"This is a very empowering tool because we technically have the muscle to force shutdown things if we see something on the end-user side that is not-so-desirable from an energy standpoint, and we can manually turn these things off," Chavez said.

A good example of undesirable use is heating or cooling an empty building on weekends or over the holidays, which is simply a waste of energy and money. Another example is when buildings are cooled below the NMSU campus temperature set point standard of 76 degrees when occupied or 85 degrees when unoccupied. While some facilities are granted exceptions because of unique requirements because of the mission of the facility, the rest of campus is asked each year to adhere to the policy.

However, Chavez does not have control over the temperatures in all buildings on campus, most notably, residence halls and housing units, as those are dwellings, not office, classroom or laboratory space, and the residents control their own temperature set points.

There are approximately 60 buildings on campus with some form of digital controls in place, but 28 of those still that have yet to be retrofitted with controls to the individual room level, allowing more detailed management of those systems through Niagara. Part of Chavez's job is to identify buildings for retrofits, then follow through with the projects as funding becomes available for the work.

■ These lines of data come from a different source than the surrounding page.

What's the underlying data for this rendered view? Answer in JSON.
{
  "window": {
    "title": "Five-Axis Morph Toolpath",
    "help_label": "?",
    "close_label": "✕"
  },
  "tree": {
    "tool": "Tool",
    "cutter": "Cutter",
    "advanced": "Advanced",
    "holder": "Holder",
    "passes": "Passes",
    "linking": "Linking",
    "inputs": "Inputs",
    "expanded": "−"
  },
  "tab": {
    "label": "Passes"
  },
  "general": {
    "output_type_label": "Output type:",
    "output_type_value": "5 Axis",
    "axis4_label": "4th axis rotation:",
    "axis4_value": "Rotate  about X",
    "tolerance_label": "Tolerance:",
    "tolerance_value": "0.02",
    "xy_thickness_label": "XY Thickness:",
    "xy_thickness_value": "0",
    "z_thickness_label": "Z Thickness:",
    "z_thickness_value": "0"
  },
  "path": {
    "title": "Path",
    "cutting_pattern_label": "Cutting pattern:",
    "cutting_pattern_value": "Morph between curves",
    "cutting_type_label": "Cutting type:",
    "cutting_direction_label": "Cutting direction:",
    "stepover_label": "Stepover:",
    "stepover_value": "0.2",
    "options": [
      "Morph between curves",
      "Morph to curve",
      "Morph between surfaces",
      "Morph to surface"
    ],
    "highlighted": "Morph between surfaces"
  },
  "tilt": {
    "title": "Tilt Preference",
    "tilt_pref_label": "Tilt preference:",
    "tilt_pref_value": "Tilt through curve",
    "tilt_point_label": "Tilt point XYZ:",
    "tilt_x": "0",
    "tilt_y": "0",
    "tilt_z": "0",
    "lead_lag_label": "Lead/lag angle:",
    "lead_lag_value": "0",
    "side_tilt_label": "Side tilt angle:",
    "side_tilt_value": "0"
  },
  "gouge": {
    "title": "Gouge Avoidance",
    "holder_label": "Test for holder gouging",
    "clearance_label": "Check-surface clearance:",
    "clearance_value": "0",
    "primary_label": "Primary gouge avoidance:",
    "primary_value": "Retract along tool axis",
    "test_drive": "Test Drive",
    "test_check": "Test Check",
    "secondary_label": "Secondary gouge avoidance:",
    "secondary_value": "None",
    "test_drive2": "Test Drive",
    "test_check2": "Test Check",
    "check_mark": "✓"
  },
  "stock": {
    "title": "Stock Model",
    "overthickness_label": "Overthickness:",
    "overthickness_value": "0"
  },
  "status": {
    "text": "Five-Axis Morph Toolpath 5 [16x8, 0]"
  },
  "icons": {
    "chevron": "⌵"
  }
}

"It's all about the energy. It's no secret that, even in the household, you start becoming very aware of the utility bills, the increasing cost and the environmental awareness," Chavez said. "It really is a huge driving factor now, the utilities, and needing the technology to really optimize [efficiency] and just not have a lot of waste."